> **REQUIREMENT**: Without any of their pictures, return all of the records exactly.

> **TASK INPUTS**:
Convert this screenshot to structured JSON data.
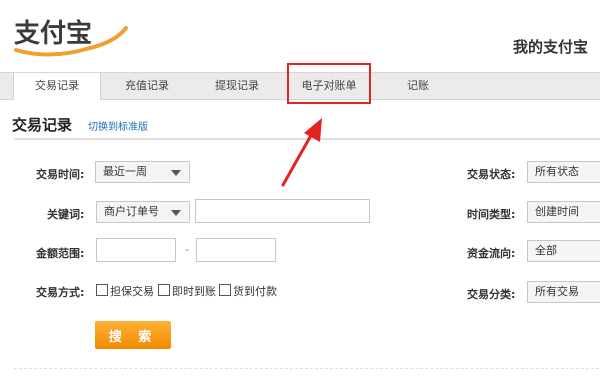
{
  "header": {
    "logo_text": "支付宝",
    "my_account_title": "我的支付宝"
  },
  "tabs": [
    {
      "label": "交易记录",
      "active": true
    },
    {
      "label": "充值记录",
      "active": false
    },
    {
      "label": "提现记录",
      "active": false
    },
    {
      "label": "电子对账单",
      "active": false,
      "highlighted": true
    },
    {
      "label": "记账",
      "active": false
    }
  ],
  "section": {
    "title": "交易记录",
    "switch_link": "切换到标准版"
  },
  "form": {
    "trade_time": {
      "label": "交易时间:",
      "value": "最近一周"
    },
    "keyword": {
      "label": "关键词:",
      "select_value": "商户订单号",
      "input_value": ""
    },
    "amount_range": {
      "label": "金额范围:",
      "from": "",
      "to": "",
      "separator": "-"
    },
    "trade_method": {
      "label": "交易方式:",
      "options": [
        {
          "label": "担保交易",
          "checked": false
        },
        {
          "label": "即时到账",
          "checked": false
        },
        {
          "label": "货到付款",
          "checked": false
        }
      ]
    },
    "trade_status": {
      "label": "交易状态:",
      "value": "所有状态"
    },
    "time_type": {
      "label": "时间类型:",
      "value": "创建时间"
    },
    "fund_flow": {
      "label": "资金流向:",
      "value": "全部"
    },
    "trade_category": {
      "label": "交易分类:",
      "value": "所有交易"
    },
    "search_button": "搜 索"
  },
  "colors": {
    "accent_orange": "#f08a00",
    "highlight_red": "#e32222",
    "link_blue": "#1a6fba"
  }
}
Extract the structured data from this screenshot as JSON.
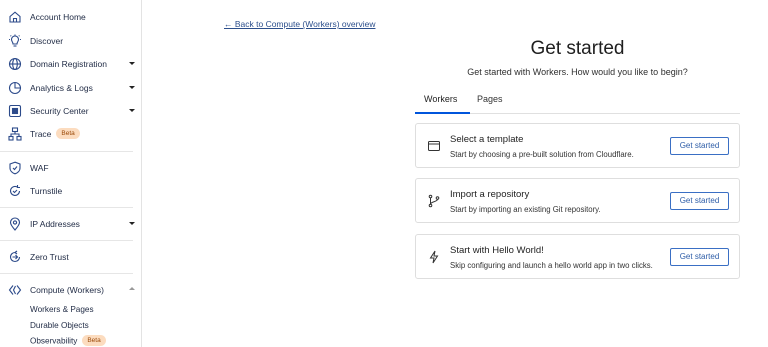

> **WRITTEN ANSWER**:
Convert this screenshot to structured JSON data.
{
  "header": {
    "logo_text": "支付宝",
    "my_account_title": "我的支付宝"
  },
  "tabs": [
    {
      "label": "交易记录",
      "active": true
    },
    {
      "label": "充值记录",
      "active": false
    },
    {
      "label": "提现记录",
      "active": false
    },
    {
      "label": "电子对账单",
      "active": false,
      "highlighted": true
    },
    {
      "label": "记账",
      "active": false
    }
  ],
  "section": {
    "title": "交易记录",
    "switch_link": "切换到标准版"
  },
  "form": {
    "trade_time": {
      "label": "交易时间:",
      "value": "最近一周"
    },
    "keyword": {
      "label": "关键词:",
      "select_value": "商户订单号",
      "input_value": ""
    },
    "amount_range": {
      "label": "金额范围:",
      "from": "",
      "to": "",
      "separator": "-"
    },
    "trade_method": {
      "label": "交易方式:",
      "options": [
        {
          "label": "担保交易",
          "checked": false
        },
        {
          "label": "即时到账",
          "checked": false
        },
        {
          "label": "货到付款",
          "checked": false
        }
      ]
    },
    "trade_status": {
      "label": "交易状态:",
      "value": "所有状态"
    },
    "time_type": {
      "label": "时间类型:",
      "value": "创建时间"
    },
    "fund_flow": {
      "label": "资金流向:",
      "value": "全部"
    },
    "trade_category": {
      "label": "交易分类:",
      "value": "所有交易"
    },
    "search_button": "搜 索"
  },
  "colors": {
    "accent_orange": "#f08a00",
    "highlight_red": "#e32222",
    "link_blue": "#1a6fba"
  }
}
Extract the structured data from this screenshot as JSON.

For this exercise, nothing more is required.